The input -

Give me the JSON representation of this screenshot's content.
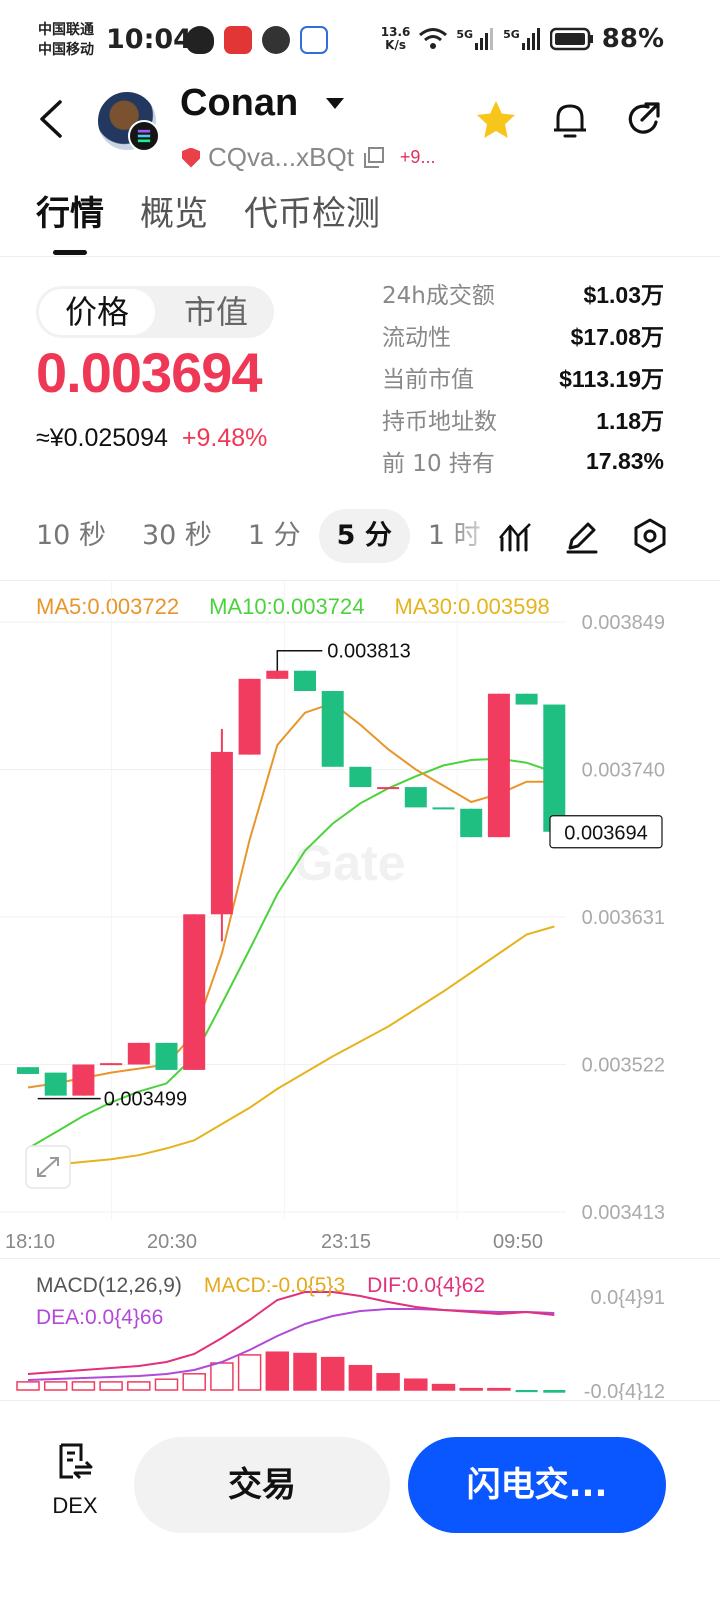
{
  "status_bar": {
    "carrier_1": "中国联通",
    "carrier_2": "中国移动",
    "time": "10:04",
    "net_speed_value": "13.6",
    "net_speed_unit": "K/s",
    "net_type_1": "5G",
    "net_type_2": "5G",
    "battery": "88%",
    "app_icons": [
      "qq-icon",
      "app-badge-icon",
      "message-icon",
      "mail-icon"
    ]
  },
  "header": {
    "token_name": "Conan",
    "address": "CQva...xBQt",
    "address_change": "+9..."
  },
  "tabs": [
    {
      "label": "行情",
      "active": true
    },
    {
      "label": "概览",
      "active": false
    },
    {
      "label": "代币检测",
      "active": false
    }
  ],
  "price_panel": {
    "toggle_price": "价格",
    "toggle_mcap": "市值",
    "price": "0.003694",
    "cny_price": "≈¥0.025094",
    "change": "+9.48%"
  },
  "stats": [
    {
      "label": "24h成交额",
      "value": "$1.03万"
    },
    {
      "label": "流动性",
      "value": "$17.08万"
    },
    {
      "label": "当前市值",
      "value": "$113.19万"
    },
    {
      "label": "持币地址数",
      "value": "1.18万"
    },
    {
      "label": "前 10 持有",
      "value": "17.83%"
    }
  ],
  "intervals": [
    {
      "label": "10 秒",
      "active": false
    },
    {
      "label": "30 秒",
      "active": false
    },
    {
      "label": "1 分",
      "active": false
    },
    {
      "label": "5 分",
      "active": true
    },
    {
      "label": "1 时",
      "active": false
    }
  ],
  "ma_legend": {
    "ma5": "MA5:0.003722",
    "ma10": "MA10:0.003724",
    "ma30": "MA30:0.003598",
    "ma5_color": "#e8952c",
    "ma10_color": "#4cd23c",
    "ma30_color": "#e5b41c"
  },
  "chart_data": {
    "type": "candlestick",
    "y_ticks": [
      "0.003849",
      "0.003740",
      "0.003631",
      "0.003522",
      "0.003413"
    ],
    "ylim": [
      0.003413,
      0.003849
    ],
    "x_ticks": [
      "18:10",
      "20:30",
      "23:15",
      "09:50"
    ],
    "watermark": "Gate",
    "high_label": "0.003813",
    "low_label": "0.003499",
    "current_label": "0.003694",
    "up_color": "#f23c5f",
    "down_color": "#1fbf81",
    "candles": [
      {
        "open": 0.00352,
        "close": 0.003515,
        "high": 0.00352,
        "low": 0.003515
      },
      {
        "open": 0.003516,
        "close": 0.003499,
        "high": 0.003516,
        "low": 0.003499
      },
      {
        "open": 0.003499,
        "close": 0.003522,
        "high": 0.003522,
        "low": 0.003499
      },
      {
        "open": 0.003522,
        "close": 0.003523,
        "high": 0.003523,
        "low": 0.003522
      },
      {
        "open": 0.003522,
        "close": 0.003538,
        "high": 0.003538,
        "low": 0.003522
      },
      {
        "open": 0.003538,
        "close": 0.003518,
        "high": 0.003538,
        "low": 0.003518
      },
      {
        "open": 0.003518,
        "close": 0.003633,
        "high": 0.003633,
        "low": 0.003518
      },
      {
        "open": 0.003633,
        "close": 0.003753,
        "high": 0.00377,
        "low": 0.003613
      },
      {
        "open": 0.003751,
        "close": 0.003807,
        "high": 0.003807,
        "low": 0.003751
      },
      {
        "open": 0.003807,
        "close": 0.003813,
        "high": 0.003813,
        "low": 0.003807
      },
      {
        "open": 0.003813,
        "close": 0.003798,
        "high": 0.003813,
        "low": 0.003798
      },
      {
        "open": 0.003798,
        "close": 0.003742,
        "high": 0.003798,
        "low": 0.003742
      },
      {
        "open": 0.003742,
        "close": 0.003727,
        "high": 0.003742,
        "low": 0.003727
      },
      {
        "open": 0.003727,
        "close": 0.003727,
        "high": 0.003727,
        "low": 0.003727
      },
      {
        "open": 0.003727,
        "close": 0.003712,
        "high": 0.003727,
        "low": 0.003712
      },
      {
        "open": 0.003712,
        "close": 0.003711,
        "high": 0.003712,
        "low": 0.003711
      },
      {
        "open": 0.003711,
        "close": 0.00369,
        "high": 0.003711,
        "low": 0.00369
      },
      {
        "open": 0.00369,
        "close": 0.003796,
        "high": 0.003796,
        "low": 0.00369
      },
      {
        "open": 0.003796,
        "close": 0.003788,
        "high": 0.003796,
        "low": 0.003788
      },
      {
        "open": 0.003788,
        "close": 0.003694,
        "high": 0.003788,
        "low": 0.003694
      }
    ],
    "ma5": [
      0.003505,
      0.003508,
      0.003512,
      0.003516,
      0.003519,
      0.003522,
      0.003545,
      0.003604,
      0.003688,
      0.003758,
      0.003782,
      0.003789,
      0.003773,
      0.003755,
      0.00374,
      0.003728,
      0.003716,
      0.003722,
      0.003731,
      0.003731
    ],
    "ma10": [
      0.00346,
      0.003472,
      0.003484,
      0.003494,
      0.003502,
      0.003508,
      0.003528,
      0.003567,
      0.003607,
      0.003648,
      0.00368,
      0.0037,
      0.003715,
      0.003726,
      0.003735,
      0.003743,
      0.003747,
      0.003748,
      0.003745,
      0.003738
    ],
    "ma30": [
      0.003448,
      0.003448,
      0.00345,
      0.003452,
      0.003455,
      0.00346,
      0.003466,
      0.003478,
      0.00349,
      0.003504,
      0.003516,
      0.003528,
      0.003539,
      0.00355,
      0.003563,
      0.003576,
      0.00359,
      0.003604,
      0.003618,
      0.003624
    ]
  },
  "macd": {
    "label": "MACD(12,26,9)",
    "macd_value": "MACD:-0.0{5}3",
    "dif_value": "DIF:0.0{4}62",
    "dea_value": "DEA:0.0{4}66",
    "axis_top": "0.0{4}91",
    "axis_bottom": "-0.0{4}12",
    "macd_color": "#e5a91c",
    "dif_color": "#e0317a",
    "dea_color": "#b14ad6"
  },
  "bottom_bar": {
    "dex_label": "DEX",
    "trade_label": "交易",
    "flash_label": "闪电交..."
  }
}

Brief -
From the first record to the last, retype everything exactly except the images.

Solution below -
Give me the JSON representation of this screenshot's content.
{
  "status_bar": {
    "carrier_1": "中国联通",
    "carrier_2": "中国移动",
    "time": "10:04",
    "net_speed_value": "13.6",
    "net_speed_unit": "K/s",
    "net_type_1": "5G",
    "net_type_2": "5G",
    "battery": "88%",
    "app_icons": [
      "qq-icon",
      "app-badge-icon",
      "message-icon",
      "mail-icon"
    ]
  },
  "header": {
    "token_name": "Conan",
    "address": "CQva...xBQt",
    "address_change": "+9..."
  },
  "tabs": [
    {
      "label": "行情",
      "active": true
    },
    {
      "label": "概览",
      "active": false
    },
    {
      "label": "代币检测",
      "active": false
    }
  ],
  "price_panel": {
    "toggle_price": "价格",
    "toggle_mcap": "市值",
    "price": "0.003694",
    "cny_price": "≈¥0.025094",
    "change": "+9.48%"
  },
  "stats": [
    {
      "label": "24h成交额",
      "value": "$1.03万"
    },
    {
      "label": "流动性",
      "value": "$17.08万"
    },
    {
      "label": "当前市值",
      "value": "$113.19万"
    },
    {
      "label": "持币地址数",
      "value": "1.18万"
    },
    {
      "label": "前 10 持有",
      "value": "17.83%"
    }
  ],
  "intervals": [
    {
      "label": "10 秒",
      "active": false
    },
    {
      "label": "30 秒",
      "active": false
    },
    {
      "label": "1 分",
      "active": false
    },
    {
      "label": "5 分",
      "active": true
    },
    {
      "label": "1 时",
      "active": false
    }
  ],
  "ma_legend": {
    "ma5": "MA5:0.003722",
    "ma10": "MA10:0.003724",
    "ma30": "MA30:0.003598",
    "ma5_color": "#e8952c",
    "ma10_color": "#4cd23c",
    "ma30_color": "#e5b41c"
  },
  "chart_data": {
    "type": "candlestick",
    "y_ticks": [
      "0.003849",
      "0.003740",
      "0.003631",
      "0.003522",
      "0.003413"
    ],
    "ylim": [
      0.003413,
      0.003849
    ],
    "x_ticks": [
      "18:10",
      "20:30",
      "23:15",
      "09:50"
    ],
    "watermark": "Gate",
    "high_label": "0.003813",
    "low_label": "0.003499",
    "current_label": "0.003694",
    "up_color": "#f23c5f",
    "down_color": "#1fbf81",
    "candles": [
      {
        "open": 0.00352,
        "close": 0.003515,
        "high": 0.00352,
        "low": 0.003515
      },
      {
        "open": 0.003516,
        "close": 0.003499,
        "high": 0.003516,
        "low": 0.003499
      },
      {
        "open": 0.003499,
        "close": 0.003522,
        "high": 0.003522,
        "low": 0.003499
      },
      {
        "open": 0.003522,
        "close": 0.003523,
        "high": 0.003523,
        "low": 0.003522
      },
      {
        "open": 0.003522,
        "close": 0.003538,
        "high": 0.003538,
        "low": 0.003522
      },
      {
        "open": 0.003538,
        "close": 0.003518,
        "high": 0.003538,
        "low": 0.003518
      },
      {
        "open": 0.003518,
        "close": 0.003633,
        "high": 0.003633,
        "low": 0.003518
      },
      {
        "open": 0.003633,
        "close": 0.003753,
        "high": 0.00377,
        "low": 0.003613
      },
      {
        "open": 0.003751,
        "close": 0.003807,
        "high": 0.003807,
        "low": 0.003751
      },
      {
        "open": 0.003807,
        "close": 0.003813,
        "high": 0.003813,
        "low": 0.003807
      },
      {
        "open": 0.003813,
        "close": 0.003798,
        "high": 0.003813,
        "low": 0.003798
      },
      {
        "open": 0.003798,
        "close": 0.003742,
        "high": 0.003798,
        "low": 0.003742
      },
      {
        "open": 0.003742,
        "close": 0.003727,
        "high": 0.003742,
        "low": 0.003727
      },
      {
        "open": 0.003727,
        "close": 0.003727,
        "high": 0.003727,
        "low": 0.003727
      },
      {
        "open": 0.003727,
        "close": 0.003712,
        "high": 0.003727,
        "low": 0.003712
      },
      {
        "open": 0.003712,
        "close": 0.003711,
        "high": 0.003712,
        "low": 0.003711
      },
      {
        "open": 0.003711,
        "close": 0.00369,
        "high": 0.003711,
        "low": 0.00369
      },
      {
        "open": 0.00369,
        "close": 0.003796,
        "high": 0.003796,
        "low": 0.00369
      },
      {
        "open": 0.003796,
        "close": 0.003788,
        "high": 0.003796,
        "low": 0.003788
      },
      {
        "open": 0.003788,
        "close": 0.003694,
        "high": 0.003788,
        "low": 0.003694
      }
    ],
    "ma5": [
      0.003505,
      0.003508,
      0.003512,
      0.003516,
      0.003519,
      0.003522,
      0.003545,
      0.003604,
      0.003688,
      0.003758,
      0.003782,
      0.003789,
      0.003773,
      0.003755,
      0.00374,
      0.003728,
      0.003716,
      0.003722,
      0.003731,
      0.003731
    ],
    "ma10": [
      0.00346,
      0.003472,
      0.003484,
      0.003494,
      0.003502,
      0.003508,
      0.003528,
      0.003567,
      0.003607,
      0.003648,
      0.00368,
      0.0037,
      0.003715,
      0.003726,
      0.003735,
      0.003743,
      0.003747,
      0.003748,
      0.003745,
      0.003738
    ],
    "ma30": [
      0.003448,
      0.003448,
      0.00345,
      0.003452,
      0.003455,
      0.00346,
      0.003466,
      0.003478,
      0.00349,
      0.003504,
      0.003516,
      0.003528,
      0.003539,
      0.00355,
      0.003563,
      0.003576,
      0.00359,
      0.003604,
      0.003618,
      0.003624
    ]
  },
  "macd": {
    "label": "MACD(12,26,9)",
    "macd_value": "MACD:-0.0{5}3",
    "dif_value": "DIF:0.0{4}62",
    "dea_value": "DEA:0.0{4}66",
    "axis_top": "0.0{4}91",
    "axis_bottom": "-0.0{4}12",
    "macd_color": "#e5a91c",
    "dif_color": "#e0317a",
    "dea_color": "#b14ad6"
  },
  "bottom_bar": {
    "dex_label": "DEX",
    "trade_label": "交易",
    "flash_label": "闪电交..."
  }
}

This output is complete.